There had been a great parade of guest conductors in Cleveland during those war years, but the turning point was Nov. 2, 1944, when a conductor named George Szell walked on stage and electrified the audience with a performance the likes of which no Clevelander had ever heard before.
In December, a second series of concerts of Beethoven, French and Russian music, followed by Brahms and Bartok, swept the audience, musicians and critics completely away.
One critic said, “This was surely not the same orchestra we have been listening to all season.” The Cleveland Press said, “Cleveland probably can have Mr. Szell, but on his terms and his terms only – absolute power!” Exactly. And when George Szell was made orchestra director in 1946, Cleveland’s whole musical world was changed forever.
Actually, the Szell legend had been forming earlier. He was born in Budapest in 1897 of Czech background, was a child prodigy who appeared in a public concert at the age of 11, and at 16 led the Vienna Philharmonic when the regular conductor fell ill.

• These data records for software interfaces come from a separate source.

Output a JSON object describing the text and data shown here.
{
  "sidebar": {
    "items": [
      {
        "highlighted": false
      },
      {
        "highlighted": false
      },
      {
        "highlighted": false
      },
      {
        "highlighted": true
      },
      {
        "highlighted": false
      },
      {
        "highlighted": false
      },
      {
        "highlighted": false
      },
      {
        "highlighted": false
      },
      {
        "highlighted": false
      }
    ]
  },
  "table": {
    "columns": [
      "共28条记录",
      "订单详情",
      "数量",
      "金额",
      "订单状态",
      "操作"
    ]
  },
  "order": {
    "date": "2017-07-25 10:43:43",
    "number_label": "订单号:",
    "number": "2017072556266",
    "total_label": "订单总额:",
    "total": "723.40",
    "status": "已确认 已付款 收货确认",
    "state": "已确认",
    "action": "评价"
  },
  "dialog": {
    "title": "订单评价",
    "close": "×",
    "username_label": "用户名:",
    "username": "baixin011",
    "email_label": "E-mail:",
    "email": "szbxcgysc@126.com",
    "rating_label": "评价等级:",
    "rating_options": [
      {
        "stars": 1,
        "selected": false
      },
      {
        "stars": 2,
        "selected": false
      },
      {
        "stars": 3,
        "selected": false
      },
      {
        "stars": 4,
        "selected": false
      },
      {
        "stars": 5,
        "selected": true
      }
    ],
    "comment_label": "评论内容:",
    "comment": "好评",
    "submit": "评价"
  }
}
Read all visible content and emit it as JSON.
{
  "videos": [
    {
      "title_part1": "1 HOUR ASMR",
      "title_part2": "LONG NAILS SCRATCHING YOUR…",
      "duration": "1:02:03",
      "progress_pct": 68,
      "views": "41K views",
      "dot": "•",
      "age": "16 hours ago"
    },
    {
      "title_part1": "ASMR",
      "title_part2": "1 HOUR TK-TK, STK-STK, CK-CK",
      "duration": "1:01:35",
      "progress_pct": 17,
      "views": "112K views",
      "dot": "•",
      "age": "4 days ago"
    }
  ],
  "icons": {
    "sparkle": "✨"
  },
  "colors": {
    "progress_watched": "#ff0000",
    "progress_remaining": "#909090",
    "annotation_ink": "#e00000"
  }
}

Szell was a conductor of a type that no longer exists: Philadelphia’s Ormandy, Boston’s Koussevitsky, NBC’s Arturo Toscanini – men with a commitment to their orchestras.
Szell was a pefectionist, a taskmaster who some feared, dictatorial, as demanding in rehearsal as on the concert stage – but just as demanding of himself. Legend has it that he transformed the orchestra with one rehearsal, saying. “There are no bad orchestras, only bad conductors.” True or not, he definitely did say, “where others stop playing, we begin to rehearse.”
Somebody once said that “the Cleveland Orchestra plays six concerts a week and admits the public to the final two.”
His repertoire emphasized the classic and romantic periods, but he did the “modern classics” also, and was hardly the Beethoven, Brahms and Schumann captive that legend would have him.
It was once said he was his own worst enemy – until the Metropolitan Opera’s Rudolf Bing retorted, “Not as long as I’m alive!”
He would tell the musicians what color socks to wear, how to have their glasses adjusted, how to take a nap. He once fired a musician for driving too good a car and not spending enough on his violin. He ordered the stationery, approved record jackets, and checked the box-office receipts every morning, arriving ahead of the orchestra. He would rehearse the national anthem, “Happy Birthday,” a comedy routine with Jack Benny – all with equal intensity.
Szell lived to see the realization of his dream of a summer home for his orchestra when Blossom Music Center opened in 1968, built on 500 acres in the Cuyahoga River Valley halfway between Cleveland and Akron. He died July 30, 1970, when the orchestra under Pierre Boulez was playing a concert there, leaving a city stunned.
Harold Schonberg of the New York Times said, “The world of music will miss the authoritarian, profound George Szell, he of the perfect ear and flawless technique, the master of rhythm, balances, and textures, the creator of structure in sound. …” Time magazine said, “He demonstrated an unswerving aural vision of how music should sound … and the almost psychic power of leadership to make it sound that way. …”
Szell would say with pride of his Cleveland Orchestra, “That is how we make music in Cleveland!” To cities all over the world, Cleveland was known because of how the “Szell orchestra” made music.